"It was a kind of a work-study program back then," she said. "We had 12 members and, at the time, we always showed at the Tweed. Mr. Chee was encouraging others to get involved with watercolors, to study, compete and improve. My primary interest was to acquire enough skills so I could compete on a national level, because I didn't have a degree in art. I was just a housewife that started painting."
Gow and Jan Hartley, who has been a member of the Lake Superior Watercolor Society for about 20 years, both said the group has helped them grow.
Gow, for example, did make her goal of competing on a national level. Over the years, she has exhibited in more than 16 national juried exhibitions, where she won awards.
The critiques she received at meetings were a key to her development as a painter, she said.
Hartley, who has been a member since 1981, said that Salminen, Chee and watercolorist David Morgenstern "would really zero in on what you needed to do. You had to be there every month, and you had to bring a painting. It really forced you to keep working. Then you had to present your painting to the group. It was a great way to learn -- to have more experienced eyes look at the image and say, 'If you did this ....' It was wonderful. It was like going to school."
That still holds true for the younger members of the Watercolor Society. There are more members now, 33 in all, although the group hopes to admit seven new members this year to bring the total to 40.
Everyone is encouraged to bring in new work to the monthly meetings, and on this day, there were a number of wonderful works to enjoy.
Everything from winter scenes to portraits were propped up on tables as the members went through them, exclaiming, commenting, asking questions about how an effect was made.
"I think I'm always inspired by my fellow artists," said Louise Lundin, who has been a member of the society for 12 years and lives in Hibbing. "We help each other by talking about our work."
Having the opportunity to show one's work in progress to a group of professionals is a great boon, Rouse said. "When I came back to Duluth, my aspiration was to be in the Watercolor Society," she said. "When they opened it up to new members, they let me in. My biggest goal was to have a painting to bring to the group at every meeting. That's a big part of what we do -- we show each other our paintings. Especially when you're starting out, it's just great."
It is this inspiration and learning that has kept members coming back year after year, they said.
They're also looking forward to welcoming new blood.
"It breathes new life into the organization," Hartley said.
Certainly the years she has spent with the society have helped her grow as an artist, Rouse said. "It's a good learning tool," she said. "I think it stretches us."

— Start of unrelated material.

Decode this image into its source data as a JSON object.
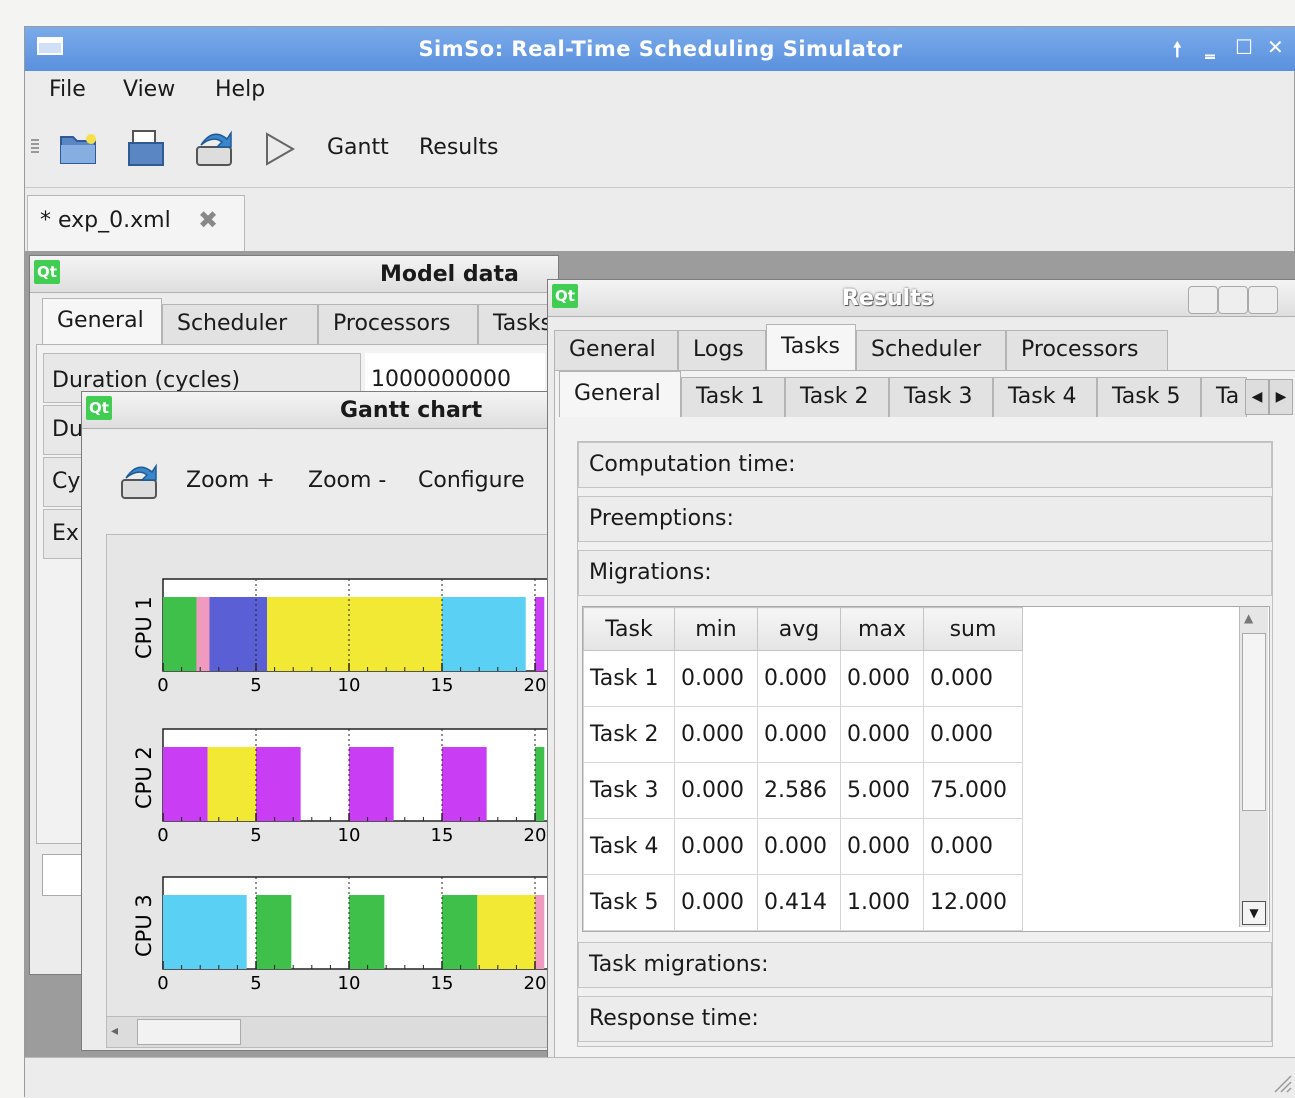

To find out more about how to become a member, call 721-3744. The deadline to submit slides is April 10, and new members will be informed of the juried results in May.
Joan Farnam is the Budgeteer arts and entertainment editor and can be reached by e-mail at firstname.lastname@example.org or by phone at 723-1207.